COMING SOON: There is an internet site which is beginning to attract attention. It has been around for awhile featuring classical music but they now have included jazz. Around October there will be available for downloading a recording of my present group (Haddad, Juris and Marino) live from Birdland in New York. Also there will be an extensive video interview with me that as I was recall was quite good, conducted by writer Bret Primack.
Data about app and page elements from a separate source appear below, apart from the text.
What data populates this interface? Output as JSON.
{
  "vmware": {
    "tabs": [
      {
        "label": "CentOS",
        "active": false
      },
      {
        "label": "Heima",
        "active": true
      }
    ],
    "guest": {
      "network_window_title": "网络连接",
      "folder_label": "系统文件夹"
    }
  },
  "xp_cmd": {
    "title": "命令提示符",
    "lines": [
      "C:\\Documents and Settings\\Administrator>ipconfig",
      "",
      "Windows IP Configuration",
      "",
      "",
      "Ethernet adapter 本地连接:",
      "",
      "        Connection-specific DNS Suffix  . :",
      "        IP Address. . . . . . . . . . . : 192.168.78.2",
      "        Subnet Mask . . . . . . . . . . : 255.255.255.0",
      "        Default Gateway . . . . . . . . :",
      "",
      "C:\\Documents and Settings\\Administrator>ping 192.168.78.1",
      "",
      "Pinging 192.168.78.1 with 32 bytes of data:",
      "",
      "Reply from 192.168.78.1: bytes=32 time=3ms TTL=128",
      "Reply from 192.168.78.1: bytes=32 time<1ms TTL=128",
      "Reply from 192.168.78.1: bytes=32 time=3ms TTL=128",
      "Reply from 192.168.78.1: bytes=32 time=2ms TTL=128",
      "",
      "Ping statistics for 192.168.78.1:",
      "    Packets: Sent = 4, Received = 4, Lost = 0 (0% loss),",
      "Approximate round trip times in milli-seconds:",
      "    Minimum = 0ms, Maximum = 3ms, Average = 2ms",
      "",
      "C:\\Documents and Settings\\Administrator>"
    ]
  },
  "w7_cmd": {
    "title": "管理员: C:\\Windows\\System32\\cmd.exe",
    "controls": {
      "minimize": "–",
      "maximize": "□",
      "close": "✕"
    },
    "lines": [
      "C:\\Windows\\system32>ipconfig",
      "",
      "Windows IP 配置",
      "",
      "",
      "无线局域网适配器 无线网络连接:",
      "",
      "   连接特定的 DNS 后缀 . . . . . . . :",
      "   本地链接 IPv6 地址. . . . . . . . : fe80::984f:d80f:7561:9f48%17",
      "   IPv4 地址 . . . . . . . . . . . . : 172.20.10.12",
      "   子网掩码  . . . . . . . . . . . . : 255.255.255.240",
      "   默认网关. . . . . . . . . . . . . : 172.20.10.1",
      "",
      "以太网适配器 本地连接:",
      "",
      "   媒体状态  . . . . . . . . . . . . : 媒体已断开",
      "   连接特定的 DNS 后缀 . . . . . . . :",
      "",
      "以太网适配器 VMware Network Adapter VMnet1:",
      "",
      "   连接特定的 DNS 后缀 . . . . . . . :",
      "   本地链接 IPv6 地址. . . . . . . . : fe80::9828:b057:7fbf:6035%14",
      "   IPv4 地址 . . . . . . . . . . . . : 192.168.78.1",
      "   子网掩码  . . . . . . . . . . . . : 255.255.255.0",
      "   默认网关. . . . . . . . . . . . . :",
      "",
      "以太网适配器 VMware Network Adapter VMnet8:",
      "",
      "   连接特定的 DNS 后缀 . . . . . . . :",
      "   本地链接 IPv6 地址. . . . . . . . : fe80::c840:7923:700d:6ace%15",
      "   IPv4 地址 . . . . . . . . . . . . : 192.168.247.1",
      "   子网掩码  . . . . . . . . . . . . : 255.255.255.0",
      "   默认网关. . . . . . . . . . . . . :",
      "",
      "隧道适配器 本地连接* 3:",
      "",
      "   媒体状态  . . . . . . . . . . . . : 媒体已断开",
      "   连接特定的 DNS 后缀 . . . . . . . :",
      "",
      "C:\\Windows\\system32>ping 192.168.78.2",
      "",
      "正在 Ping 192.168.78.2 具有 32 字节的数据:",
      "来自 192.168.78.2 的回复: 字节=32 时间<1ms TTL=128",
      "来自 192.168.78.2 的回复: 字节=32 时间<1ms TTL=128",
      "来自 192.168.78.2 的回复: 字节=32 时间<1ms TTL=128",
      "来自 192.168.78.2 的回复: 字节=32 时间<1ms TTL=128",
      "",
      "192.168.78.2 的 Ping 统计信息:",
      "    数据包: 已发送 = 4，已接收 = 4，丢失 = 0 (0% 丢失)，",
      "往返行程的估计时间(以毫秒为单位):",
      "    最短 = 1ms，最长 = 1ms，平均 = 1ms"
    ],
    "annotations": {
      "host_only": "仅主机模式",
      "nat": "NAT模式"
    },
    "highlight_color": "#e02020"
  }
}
The site address is www.gmn.com/jazz/welcome.asp.
THERE IS A LONG INTERVIEW OF ME BY LARRY NAI IN THE SEPTEMBER ISSUE OF CADENCE MAGAZINE-BY THE WAY ONE OF THE LONGEST RUNNING JAZZ MAGS WITH INTEGRITY.
SEPTEMBER: 4th with saxophonist Billy Drewes at the Deerhead Inn, Deleware Water Gap, Pennsylvania; 11th with Drewes at the COTA Festival in Deleware Water Gap;12th with the Festival Big Band as featured soloist;14th at the Knitting Factory with Norwegian saxophonist Petter Wettre’s trio in New York;16th at the new Woodwind Shop with Marvin Stamm in New York
OCTOBER:With the Dave Liebman Group on tour in the mid west;12th-Hope College-Holland, Michigan;13th-the Kitchen in Indianopolis;14th-University of Indiana in Bloomington;15thand 16th at the Green Mill in Chicago;17th at the Montmartre in Madison, Wisconsin;18th at Lawrence College in Appleton, Wisconsin;19th at the Interlochen Center for the Arts in Michigan;20th at the University of Michigan in Ann Arbor;21st at the Bop Stop in Cleveland, Ohio;30th at the Deerhead Inn in Deleware Water Gap;31st at William Paterson College in Wayne, New Jersey
NOVEMBER:1st with the Dave Liebman Group at the Blue Note, New York;Teaching tour of Europe:11th-Malmo, Sweden;12-14 in Aarhus, Denmark;15 and 16 in Netherlands doing saxophone workshops;17 –19 at the Royal Conservatory in the Hague, Netherlands;20-22 in Frankfurt,Germany at the FMW Jazz School.
HOPE TO SEE YOU ON THE ROAD-ALL THE BEST FOR A HEALTHY AND SUCCESSFUL AUTUMN BEFORE THE MILENNIUM!!